US3231229 *Jun 1, 1964Jan 25, 1966Dominick Morella MichaelInterlocking hub and pedestal for ornamental lawn and garden statuary and the like
FR1271112A * Title not available
Referenced by
Citing PatentFiling datePublication dateApplicantTitle
US3810550 *Sep 15, 1972May 14, 1974Ibex Precision Prod IncBall, socket and clip device
US3964708 *Mar 14, 1975Jun 22, 1976Gloria J. ReevesHair dryer cradle
US5102086 *Jun 10, 1991Apr 7, 1992Raymon ThomasonAdaptable cup holder

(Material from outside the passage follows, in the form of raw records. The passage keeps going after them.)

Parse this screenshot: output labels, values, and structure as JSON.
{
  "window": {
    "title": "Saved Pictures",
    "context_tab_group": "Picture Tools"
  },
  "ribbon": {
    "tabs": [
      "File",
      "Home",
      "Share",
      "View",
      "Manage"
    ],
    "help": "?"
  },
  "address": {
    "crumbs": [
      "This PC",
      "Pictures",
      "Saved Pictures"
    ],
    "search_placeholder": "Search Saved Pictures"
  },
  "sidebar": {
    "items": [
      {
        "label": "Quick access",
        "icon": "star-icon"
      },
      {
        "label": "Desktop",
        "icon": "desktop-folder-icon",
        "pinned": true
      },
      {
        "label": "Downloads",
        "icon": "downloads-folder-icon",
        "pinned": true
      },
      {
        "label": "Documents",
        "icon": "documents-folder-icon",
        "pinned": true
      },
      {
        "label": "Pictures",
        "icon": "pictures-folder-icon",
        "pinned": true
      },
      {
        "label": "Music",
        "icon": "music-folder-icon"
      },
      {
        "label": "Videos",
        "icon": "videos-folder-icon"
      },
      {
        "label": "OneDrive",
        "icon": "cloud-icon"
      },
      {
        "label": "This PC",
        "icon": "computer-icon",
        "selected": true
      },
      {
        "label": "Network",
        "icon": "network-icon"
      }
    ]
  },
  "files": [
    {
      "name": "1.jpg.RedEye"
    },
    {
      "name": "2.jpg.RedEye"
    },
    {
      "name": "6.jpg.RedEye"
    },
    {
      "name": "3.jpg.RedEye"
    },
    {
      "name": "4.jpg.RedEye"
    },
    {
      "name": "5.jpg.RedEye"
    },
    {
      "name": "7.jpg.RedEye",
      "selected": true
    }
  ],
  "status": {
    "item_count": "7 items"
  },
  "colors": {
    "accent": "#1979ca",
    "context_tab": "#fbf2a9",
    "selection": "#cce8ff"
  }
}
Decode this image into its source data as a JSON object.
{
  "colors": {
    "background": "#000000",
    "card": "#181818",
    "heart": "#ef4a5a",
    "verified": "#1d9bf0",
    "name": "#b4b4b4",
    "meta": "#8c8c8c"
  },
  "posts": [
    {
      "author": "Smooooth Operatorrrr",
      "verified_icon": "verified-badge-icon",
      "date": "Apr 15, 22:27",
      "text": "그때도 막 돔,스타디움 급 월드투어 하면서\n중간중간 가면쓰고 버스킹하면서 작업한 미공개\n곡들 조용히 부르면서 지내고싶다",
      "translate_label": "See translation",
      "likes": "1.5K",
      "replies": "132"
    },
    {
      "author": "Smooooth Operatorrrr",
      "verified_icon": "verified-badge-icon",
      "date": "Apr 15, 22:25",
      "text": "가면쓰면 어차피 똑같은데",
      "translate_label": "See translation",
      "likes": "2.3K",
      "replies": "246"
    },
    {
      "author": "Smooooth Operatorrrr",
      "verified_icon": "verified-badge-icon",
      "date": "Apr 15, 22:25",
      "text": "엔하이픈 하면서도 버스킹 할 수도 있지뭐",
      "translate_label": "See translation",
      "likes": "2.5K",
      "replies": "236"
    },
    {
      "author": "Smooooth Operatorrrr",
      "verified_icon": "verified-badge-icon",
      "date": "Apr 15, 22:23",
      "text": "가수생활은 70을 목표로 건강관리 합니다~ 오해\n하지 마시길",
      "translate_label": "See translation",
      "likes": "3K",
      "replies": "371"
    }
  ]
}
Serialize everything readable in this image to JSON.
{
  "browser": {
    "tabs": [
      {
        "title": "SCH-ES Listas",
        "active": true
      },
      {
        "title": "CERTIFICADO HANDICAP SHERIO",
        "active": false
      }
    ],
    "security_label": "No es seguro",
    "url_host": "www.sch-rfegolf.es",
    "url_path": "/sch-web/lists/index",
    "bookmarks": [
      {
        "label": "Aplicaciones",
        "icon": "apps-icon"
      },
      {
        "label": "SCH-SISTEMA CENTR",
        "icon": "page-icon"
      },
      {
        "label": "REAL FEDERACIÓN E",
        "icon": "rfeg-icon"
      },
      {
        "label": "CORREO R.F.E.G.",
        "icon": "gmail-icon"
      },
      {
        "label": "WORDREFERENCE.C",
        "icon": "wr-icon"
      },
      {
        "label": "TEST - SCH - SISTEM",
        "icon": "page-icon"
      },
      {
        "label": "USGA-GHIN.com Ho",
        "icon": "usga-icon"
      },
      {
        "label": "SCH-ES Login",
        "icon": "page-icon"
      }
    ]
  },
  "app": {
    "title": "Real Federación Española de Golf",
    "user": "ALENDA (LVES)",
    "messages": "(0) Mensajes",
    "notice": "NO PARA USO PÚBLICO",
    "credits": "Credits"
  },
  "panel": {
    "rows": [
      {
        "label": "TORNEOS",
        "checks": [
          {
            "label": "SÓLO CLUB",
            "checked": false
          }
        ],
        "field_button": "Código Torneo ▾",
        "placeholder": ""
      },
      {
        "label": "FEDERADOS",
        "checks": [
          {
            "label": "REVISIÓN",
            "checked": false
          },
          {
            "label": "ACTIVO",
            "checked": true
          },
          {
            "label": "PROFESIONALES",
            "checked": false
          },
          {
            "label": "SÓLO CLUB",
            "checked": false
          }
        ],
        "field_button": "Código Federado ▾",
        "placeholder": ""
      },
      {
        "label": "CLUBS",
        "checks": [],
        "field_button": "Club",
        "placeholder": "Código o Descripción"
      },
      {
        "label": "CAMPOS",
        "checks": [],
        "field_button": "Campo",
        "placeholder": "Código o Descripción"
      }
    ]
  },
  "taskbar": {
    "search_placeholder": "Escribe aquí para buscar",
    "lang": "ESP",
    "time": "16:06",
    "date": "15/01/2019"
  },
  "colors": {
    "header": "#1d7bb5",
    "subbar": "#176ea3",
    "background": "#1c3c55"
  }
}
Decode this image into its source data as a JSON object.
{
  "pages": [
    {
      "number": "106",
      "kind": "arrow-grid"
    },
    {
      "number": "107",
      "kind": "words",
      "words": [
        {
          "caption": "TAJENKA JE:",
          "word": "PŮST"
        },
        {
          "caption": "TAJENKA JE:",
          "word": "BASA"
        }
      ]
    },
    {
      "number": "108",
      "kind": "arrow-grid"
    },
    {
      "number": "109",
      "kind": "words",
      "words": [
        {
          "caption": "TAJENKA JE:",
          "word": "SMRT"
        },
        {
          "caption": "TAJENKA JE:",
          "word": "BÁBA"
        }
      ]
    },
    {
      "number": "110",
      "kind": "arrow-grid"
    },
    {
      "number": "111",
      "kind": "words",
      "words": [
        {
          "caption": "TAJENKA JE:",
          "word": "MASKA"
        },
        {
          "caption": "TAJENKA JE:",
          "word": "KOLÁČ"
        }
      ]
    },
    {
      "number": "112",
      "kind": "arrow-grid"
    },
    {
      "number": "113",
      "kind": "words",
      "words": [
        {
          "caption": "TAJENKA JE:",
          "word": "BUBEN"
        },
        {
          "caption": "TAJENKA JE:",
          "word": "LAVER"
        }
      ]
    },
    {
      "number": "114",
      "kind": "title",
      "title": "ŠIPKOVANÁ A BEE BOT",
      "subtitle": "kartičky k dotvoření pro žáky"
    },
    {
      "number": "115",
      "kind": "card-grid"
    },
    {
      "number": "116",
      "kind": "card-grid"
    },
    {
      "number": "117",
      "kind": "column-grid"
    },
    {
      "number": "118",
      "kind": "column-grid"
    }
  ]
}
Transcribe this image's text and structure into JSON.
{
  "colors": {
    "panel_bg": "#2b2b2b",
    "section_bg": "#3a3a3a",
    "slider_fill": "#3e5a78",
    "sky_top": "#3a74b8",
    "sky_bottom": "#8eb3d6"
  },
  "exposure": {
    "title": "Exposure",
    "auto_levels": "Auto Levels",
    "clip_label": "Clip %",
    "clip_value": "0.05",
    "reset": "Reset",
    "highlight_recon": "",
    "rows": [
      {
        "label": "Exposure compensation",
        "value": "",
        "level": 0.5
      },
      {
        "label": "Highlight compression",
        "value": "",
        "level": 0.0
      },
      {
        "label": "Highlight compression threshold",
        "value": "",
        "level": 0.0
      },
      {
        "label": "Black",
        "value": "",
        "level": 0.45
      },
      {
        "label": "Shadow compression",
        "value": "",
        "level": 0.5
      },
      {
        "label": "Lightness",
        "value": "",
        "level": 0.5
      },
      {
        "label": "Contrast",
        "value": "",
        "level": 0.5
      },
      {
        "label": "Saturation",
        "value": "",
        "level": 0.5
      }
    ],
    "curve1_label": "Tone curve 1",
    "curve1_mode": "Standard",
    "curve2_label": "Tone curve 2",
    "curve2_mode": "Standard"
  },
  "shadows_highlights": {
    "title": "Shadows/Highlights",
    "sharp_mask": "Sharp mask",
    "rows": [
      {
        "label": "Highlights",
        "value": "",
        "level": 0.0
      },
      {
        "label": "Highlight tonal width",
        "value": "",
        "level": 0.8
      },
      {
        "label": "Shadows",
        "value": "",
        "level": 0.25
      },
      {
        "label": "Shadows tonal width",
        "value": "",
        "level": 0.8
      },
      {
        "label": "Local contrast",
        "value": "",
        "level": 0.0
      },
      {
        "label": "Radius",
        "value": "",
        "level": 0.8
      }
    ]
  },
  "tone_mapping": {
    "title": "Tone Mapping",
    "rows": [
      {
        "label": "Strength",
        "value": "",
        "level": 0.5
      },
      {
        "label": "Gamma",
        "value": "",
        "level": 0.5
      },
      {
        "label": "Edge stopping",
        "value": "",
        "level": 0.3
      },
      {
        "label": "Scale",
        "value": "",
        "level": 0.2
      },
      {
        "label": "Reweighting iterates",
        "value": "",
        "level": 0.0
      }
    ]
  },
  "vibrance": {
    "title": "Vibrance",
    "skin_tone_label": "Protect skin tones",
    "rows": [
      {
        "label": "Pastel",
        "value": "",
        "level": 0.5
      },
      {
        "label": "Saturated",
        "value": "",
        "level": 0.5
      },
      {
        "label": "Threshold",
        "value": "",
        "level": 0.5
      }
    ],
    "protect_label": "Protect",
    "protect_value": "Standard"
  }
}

US5135195 *Apr 25, 1991Aug 4, 1992Dane Billie JBeverage receptacle holder
US5141194 *Mar 11, 1991Aug 25, 1992Ford Motor CompanyRetractable container holder
US5511754 *Oct 11, 1994Apr 30, 1996Johannsen; Christian J.Cup holding device
US5639052 *Aug 14, 1995Jun 17, 1997Chrysler CorporationContainer holding assembly
US5669538 *Sep 10, 1996Sep 23, 1997Ward; William M.Bottom closure with automobile drink-holder adaptor for a sleeve-type beverage insulator
US5732862 *Feb 14, 1997Mar 31, 1998Bull; Charles L.Material holding apparatus with integrated finger mount
US6270868 *Nov 17, 1998Aug 7, 2001Inoac Packaging Group Inc.Composite container with stabilized base
US7556230 *Oct 20, 2006Jul 7, 2009S.G. Enterprises, Inc.Holder for beverage containers
US7938375 *Dec 6, 2008May 10, 2011Casey MassegeePen retaining sleeve
US8042780 *Oct 28, 2003Oct 25, 2011Trw Automotive Electronics & Components GmbhDrinks holder
US8631968 *Jun 4, 2011Jan 21, 2014Tony A. TaylorTissue advancement device for tissue boxes
US8757426 *Nov 5, 2012Jun 24, 2014German J. SerranoBeverage container with integrated anchoring system
US20120305586 *Jun 4, 2011Dec 6, 2012Taylor Tony ATissue Advancement Device for Tissue Boxes
US20130306629 *May 21, 2012Nov 21, 2013Hanna AsfawUnity Cup
EP0266616A1 *Oct 19, 1987May 11, 1988General Electric CompanyTransport puck and method to fill caulkin cartridges
Classifications
U.S. Classification248/346.4, 248/315, 248/128, D07/624.1, 248/122.1, 248/346.11, 248/276.1, 248/314, 206/217, 248/311.2
International ClassificationA47K1/09, A47G19/22, A47G23/00, A47G23/02, A47K1/08
Cooperative ClassificationA47G19/2261, A47K1/09, A47G23/0225
European ClassificationA47G19/22B10, A47K1/09, A47G23/02A2B